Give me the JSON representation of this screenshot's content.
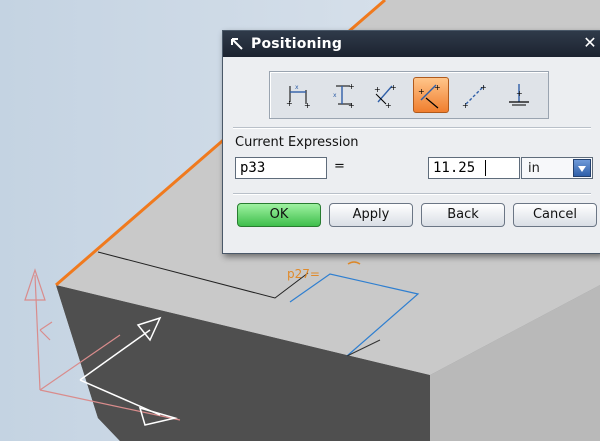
{
  "canvas": {
    "dimension_label": "p27="
  },
  "dialog": {
    "title": "Positioning",
    "close_glyph": "✕",
    "toolbar": {
      "tools": [
        {
          "icon": "horizontal-dimension-icon"
        },
        {
          "icon": "vertical-dimension-icon"
        },
        {
          "icon": "parallel-dimension-icon"
        },
        {
          "icon": "perpendicular-dimension-icon",
          "active": true
        },
        {
          "icon": "parallel-at-distance-icon"
        },
        {
          "icon": "angular-dimension-icon"
        }
      ]
    },
    "current_expression_label": "Current Expression",
    "expression_name": "p33",
    "equals": "=",
    "expression_value": "11.25",
    "unit": "in",
    "buttons": {
      "ok": "OK",
      "apply": "Apply",
      "back": "Back",
      "cancel": "Cancel"
    }
  },
  "colors": {
    "highlight_edge": "#f07a1e",
    "dimension_blue": "#2f7fd0",
    "csys_pink": "#d98c8c"
  }
}
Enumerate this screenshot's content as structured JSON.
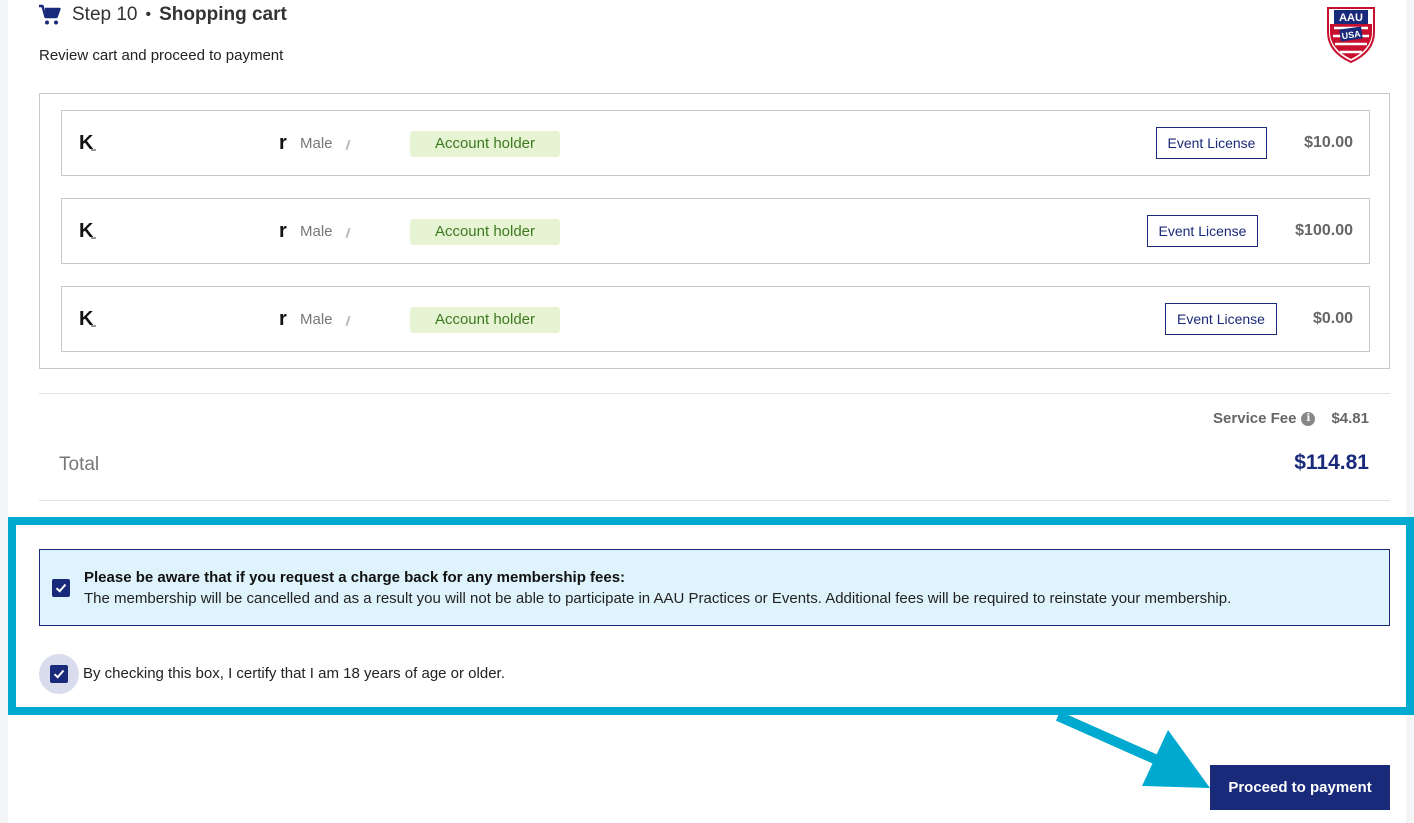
{
  "header": {
    "step_label": "Step 10",
    "separator": "•",
    "title": "Shopping cart",
    "subtitle": "Review cart and proceed to payment",
    "logo_alt": "AAU USA"
  },
  "cart": {
    "items": [
      {
        "initial": "K",
        "last_initial": "r",
        "gender": "Male",
        "badge": "Account holder",
        "license_label": "Event License",
        "price": "$10.00"
      },
      {
        "initial": "K",
        "last_initial": "r",
        "gender": "Male",
        "badge": "Account holder",
        "license_label": "Event License",
        "price": "$100.00"
      },
      {
        "initial": "K",
        "last_initial": "r",
        "gender": "Male",
        "badge": "Account holder",
        "license_label": "Event License",
        "price": "$0.00"
      }
    ]
  },
  "totals": {
    "service_fee_label": "Service Fee",
    "service_fee_value": "$4.81",
    "total_label": "Total",
    "total_value": "$114.81"
  },
  "agreements": {
    "chargeback_title": "Please be aware that if you request a charge back for any membership fees:",
    "chargeback_body": "The membership will be cancelled and as a result you will not be able to participate in AAU Practices or Events. Additional fees will be required to reinstate your membership.",
    "chargeback_checked": true,
    "age_label": "By checking this box, I certify that I am 18 years of age or older.",
    "age_checked": true
  },
  "actions": {
    "proceed_label": "Proceed to payment"
  },
  "colors": {
    "brand_navy": "#1a2a7a",
    "highlight_cyan": "#00a9d0",
    "badge_bg": "#e7f4d4",
    "badge_text": "#3c7a1e",
    "notice_bg": "#dff3fd"
  },
  "icons": {
    "cart": "shopping-cart-icon",
    "info": "info-icon",
    "check": "checkmark-icon",
    "annotation_arrow": "arrow-icon"
  }
}
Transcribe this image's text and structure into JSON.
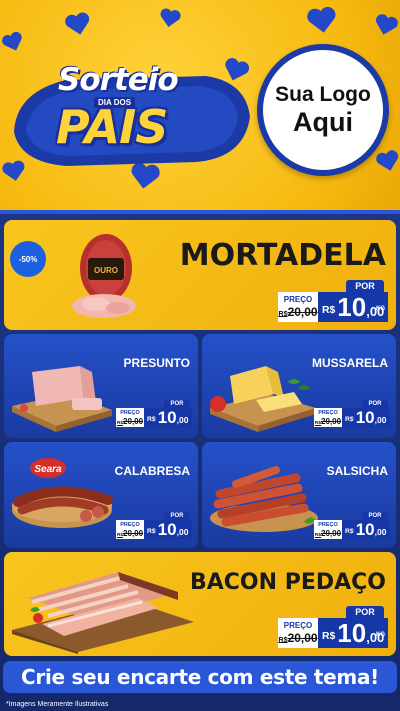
{
  "header": {
    "title_line1": "Sorteio",
    "title_tag": "DIA DOS",
    "title_line2": "PAIS",
    "logo_line1": "Sua Logo",
    "logo_line2": "Aqui"
  },
  "colors": {
    "brand_blue": "#1c3aa6",
    "accent_yellow": "#f7c21a",
    "price_blue": "#1537a8"
  },
  "discount_badge": "-50%",
  "products": [
    {
      "name": "MORTADELA",
      "por": "POR",
      "preco_label": "PREÇO",
      "old_price": "R$ 20,00",
      "old_cur": "R$",
      "old_val": "20,00",
      "currency": "R$",
      "price_int": "10",
      "price_cents": ",00",
      "unit": "KG"
    },
    {
      "name": "PRESUNTO",
      "por": "POR",
      "preco_label": "PREÇO",
      "old_cur": "R$",
      "old_val": "20,00",
      "currency": "R$",
      "price_int": "10",
      "price_cents": ",00"
    },
    {
      "name": "MUSSARELA",
      "por": "POR",
      "preco_label": "PREÇO",
      "old_cur": "R$",
      "old_val": "20,00",
      "currency": "R$",
      "price_int": "10",
      "price_cents": ",00"
    },
    {
      "name": "CALABRESA",
      "por": "POR",
      "preco_label": "PREÇO",
      "old_cur": "R$",
      "old_val": "20,00",
      "currency": "R$",
      "price_int": "10",
      "price_cents": ",00"
    },
    {
      "name": "SALSICHA",
      "por": "POR",
      "preco_label": "PREÇO",
      "old_cur": "R$",
      "old_val": "20,00",
      "currency": "R$",
      "price_int": "10",
      "price_cents": ",00"
    },
    {
      "name": "BACON PEDAÇO",
      "por": "POR",
      "preco_label": "PREÇO",
      "old_cur": "R$",
      "old_val": "20,00",
      "currency": "R$",
      "price_int": "10",
      "price_cents": ",00",
      "unit": "KG"
    }
  ],
  "mortadela_brand": "OURO",
  "calabresa_brand": "Seara",
  "cta": "Crie seu encarte com este tema!",
  "footnote": "*Imagens Meramente Ilustrativas"
}
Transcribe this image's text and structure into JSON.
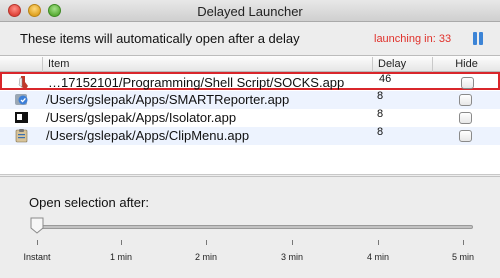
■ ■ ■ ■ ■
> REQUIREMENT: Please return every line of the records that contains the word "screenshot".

> COMPLETED TASK:
Give me the JSON representation of this screenshot's content.
Enumerate this screenshot's content as structured JSON.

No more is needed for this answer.